Ma Rainey, byname of Gertrude Malissa Nix Rainey, née Gertrude Malissa Nix Pridgett, (born April 26, 1886, Columbus, Ga., U.S.—died Dec. 22, 1939, Rome, Ga.), American singer, the “mother of the blues,” recognized as the first great black professional blues vocalist.
Gertrude Pridgett made her first public appearance about the age of 14 in a local talent show called “Bunch of Blackberries” at the Springer Opera House in her native Columbus, Georgia. Little else is known of her early years. In February 1904 she married William Rainey, a vaudeville performer known as Pa Rainey, and for several years they toured with African American minstrel groups as a song-and-dance team. In 1902, in a small Missouri town, she first heard the sort of music that was to become known as the blues.

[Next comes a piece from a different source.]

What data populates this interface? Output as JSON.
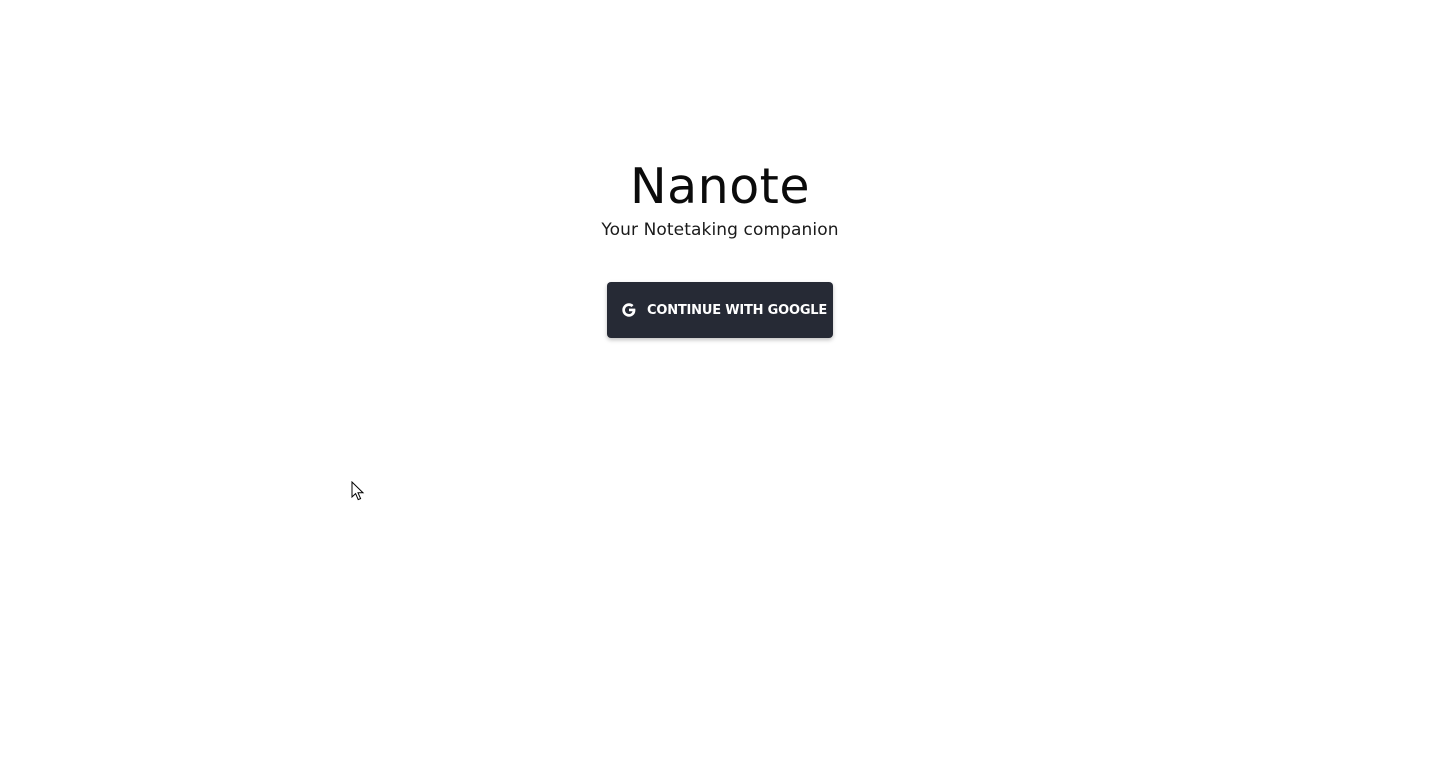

Ma Rainey, as she was known, began singing blues songs and contributed greatly to the evolution of the form and to the growth of its popularity. In her travels, she appeared with jazz and jug bands throughout the South. While with the Tolliver’s Circus and Musical Extravaganza troupe, she exerted a direct influence on young Bessie Smith. Her deep contralto voice, sometimes verging on harshness, was a powerful instrument by which to convey the pathos of her simple songs of everyday life and emotion.
In 1923 Ma Rainey made her first phonograph recordings for the Paramount company. Over a five-year span she recorded some 92 songs for Paramount—such titles as “See See Rider,” “Prove It on Me,” “Blues Oh Blues,” “Sleep Talking,” “Oh Papa Blues,” “Trust No Man,” “Slave to the Blues,” “New Boweavil Blues,” and “Slow Driving Moan”—that later became the only permanent record of one of the most influential popular musical artists of her time. She continued to sing in public into the 1930s. In 2008 a small museum opened in a house she had built in Columbus for her mother; she lived there herself from 1935 until her death.